Chelsie Archibald was one of those children with orca whales on her bedspread and sea creatures on her walls.  She had dozens of picture books about the ocean and was enchanted by stories of young girls living off the sea.  This interest did not wane when her family moved to Ontario and every summer she returned to her Halifax-area home to visit her extended family and to smell the salt air.

“When I dig through my stuff that I kept from when I was a kid, it seems I’ve always been there,” she says, a smile evident in her voice over the phone. “I always loved the ocean and have really vivid memories of … discovering a touch tank and exploring new beaches. Some kids love horses, I had the ocean,” she says. But it wasn’t until she went to university that she realized there were others who felt the same deep attachment as she had to the marine environment.

And because the ocean has been so important to her all her life she can’t point to the moment that she fell in love with it, but she knows exactly when her passion for teaching children about the ocean swept her up: it was while teaching marine science at summer camp. “I was energized by the response of the kids. We went whale watching. We went kayaking … My next question was so what do I do with that?” admits Archibald. The first answer that occurred to her was to serve as a volunteer.

Whether working with the federal Department of Fisheries and Oceans or as a marine researcher, she always made time to volunteer with organizations that helped children to understand their environment.  “For me, there’s no other better way for kids to learn than by really allowing them to experience something themselves,” she says. And it is that passion and that commitment to hands on learning that make her an ideal fit for theOceans Learning Partnership (OLP).  

Based in Holyrood, on Conception Bay, about a half hour’s drive from St. John’s  OLP exposes K-12 students to the world of ocean science and technolgy. For the past three years this non-profit organization has been exciting a whole new generation about the marine frontier. They are revealing the ocean to them in a whole new way, integrating technology with real-world field experience.

Chelsie Archibald started as a volunteer after meeting the founders, Jan Negrijn and Maria Giovannini.  Before long, she was invited to join OLP full-time and serves now as the manager of field programming.

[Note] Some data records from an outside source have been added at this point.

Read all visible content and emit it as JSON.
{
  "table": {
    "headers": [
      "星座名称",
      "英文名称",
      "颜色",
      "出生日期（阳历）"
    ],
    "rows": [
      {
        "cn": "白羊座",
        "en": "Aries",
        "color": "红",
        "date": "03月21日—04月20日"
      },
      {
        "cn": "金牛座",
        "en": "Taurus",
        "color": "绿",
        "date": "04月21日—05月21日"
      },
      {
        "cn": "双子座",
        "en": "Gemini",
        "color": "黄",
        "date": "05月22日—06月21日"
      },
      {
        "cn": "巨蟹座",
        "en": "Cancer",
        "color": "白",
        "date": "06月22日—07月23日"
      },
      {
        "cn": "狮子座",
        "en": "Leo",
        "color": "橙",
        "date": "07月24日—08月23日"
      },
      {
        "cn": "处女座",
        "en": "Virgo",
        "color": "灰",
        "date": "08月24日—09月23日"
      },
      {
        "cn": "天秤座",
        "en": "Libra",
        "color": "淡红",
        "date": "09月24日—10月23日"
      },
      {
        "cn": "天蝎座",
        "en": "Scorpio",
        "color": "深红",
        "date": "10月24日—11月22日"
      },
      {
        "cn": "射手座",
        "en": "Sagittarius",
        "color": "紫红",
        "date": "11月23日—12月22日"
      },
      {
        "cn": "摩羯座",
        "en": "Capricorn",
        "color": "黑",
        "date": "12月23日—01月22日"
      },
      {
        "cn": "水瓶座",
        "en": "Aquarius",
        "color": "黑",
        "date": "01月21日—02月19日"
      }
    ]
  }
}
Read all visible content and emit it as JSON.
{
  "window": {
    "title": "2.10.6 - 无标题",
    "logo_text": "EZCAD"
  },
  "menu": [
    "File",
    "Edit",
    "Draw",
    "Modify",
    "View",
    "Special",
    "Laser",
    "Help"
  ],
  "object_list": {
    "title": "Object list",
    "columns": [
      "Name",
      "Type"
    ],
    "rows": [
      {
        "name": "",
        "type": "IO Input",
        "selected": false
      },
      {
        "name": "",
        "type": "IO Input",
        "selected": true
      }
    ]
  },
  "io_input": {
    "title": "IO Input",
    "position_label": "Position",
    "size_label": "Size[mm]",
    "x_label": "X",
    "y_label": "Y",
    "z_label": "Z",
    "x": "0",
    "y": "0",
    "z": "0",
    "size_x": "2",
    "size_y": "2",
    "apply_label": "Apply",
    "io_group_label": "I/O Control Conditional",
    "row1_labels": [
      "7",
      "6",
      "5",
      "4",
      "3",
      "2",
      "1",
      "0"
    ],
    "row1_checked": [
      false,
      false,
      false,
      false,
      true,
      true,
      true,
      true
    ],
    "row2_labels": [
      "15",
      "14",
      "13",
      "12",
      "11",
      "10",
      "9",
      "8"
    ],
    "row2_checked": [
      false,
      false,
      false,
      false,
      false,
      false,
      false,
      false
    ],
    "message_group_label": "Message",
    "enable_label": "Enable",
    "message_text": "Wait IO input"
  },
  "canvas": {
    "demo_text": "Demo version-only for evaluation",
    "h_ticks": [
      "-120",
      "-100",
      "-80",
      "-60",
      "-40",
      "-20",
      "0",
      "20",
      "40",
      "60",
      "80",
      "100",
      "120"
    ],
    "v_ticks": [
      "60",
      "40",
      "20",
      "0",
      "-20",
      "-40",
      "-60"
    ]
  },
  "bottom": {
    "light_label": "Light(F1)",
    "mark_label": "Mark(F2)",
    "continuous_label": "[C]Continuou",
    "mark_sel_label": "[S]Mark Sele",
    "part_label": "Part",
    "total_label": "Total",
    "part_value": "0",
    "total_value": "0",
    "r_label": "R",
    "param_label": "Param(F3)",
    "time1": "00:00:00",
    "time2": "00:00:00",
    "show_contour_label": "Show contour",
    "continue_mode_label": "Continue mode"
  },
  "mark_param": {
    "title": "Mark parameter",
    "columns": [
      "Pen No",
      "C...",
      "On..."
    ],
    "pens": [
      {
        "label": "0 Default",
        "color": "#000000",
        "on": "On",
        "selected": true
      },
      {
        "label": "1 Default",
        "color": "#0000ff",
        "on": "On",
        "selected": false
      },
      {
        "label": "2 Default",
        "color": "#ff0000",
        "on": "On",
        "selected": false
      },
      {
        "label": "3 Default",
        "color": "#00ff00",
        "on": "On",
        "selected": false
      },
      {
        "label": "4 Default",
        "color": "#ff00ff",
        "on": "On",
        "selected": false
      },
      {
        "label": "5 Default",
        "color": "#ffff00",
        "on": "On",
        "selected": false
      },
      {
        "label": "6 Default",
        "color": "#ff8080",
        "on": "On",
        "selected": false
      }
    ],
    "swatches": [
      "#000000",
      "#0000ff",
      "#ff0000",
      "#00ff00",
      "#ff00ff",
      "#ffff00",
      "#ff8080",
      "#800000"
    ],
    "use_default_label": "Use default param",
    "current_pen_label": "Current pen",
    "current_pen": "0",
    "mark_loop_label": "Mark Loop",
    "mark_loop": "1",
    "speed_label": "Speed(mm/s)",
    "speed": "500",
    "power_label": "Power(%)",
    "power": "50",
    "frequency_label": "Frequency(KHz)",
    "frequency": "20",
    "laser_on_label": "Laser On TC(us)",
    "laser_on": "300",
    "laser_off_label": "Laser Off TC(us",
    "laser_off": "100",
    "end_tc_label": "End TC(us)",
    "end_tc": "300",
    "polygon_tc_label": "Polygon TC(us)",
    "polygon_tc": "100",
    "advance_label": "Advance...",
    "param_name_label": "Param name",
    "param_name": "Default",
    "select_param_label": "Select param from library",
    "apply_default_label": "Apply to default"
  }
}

Her time with OLP has been deeply fulfilling because she has so much in common with the organization and shares the same commitment as Negrijn and Giovannini in fostering a love for the ocean. “They shared the same view as me that hands-on learning just couldn’t be beaten, and it could lead to all kinds of possibilities for kids.”

She says the young people who participate in OLP’s programming can discover a new passion for something that may not have been on their radar beforehand—navigation, marine biology—all this from not just looking at the ocean  but really “seeing” through the lens of an ROV for example. One student, after completing a dissection, announced she wanted to go into medicine.

“There’s a real gap in our education system,” Archibald says. “We’re a coastal province. We have this huge ocean sector economy… We’re all naturally curious about the ocean… yet we all grow up knowing so little about it… I’m just trying to raise our understanding of the ocean right there in our own backyard.”


At OceansAdvance, we welcome opportunities to partner with innovators like Chelsie and the Oceans Learning Partnership to connect with and inspire potential future leaders for this Cluster.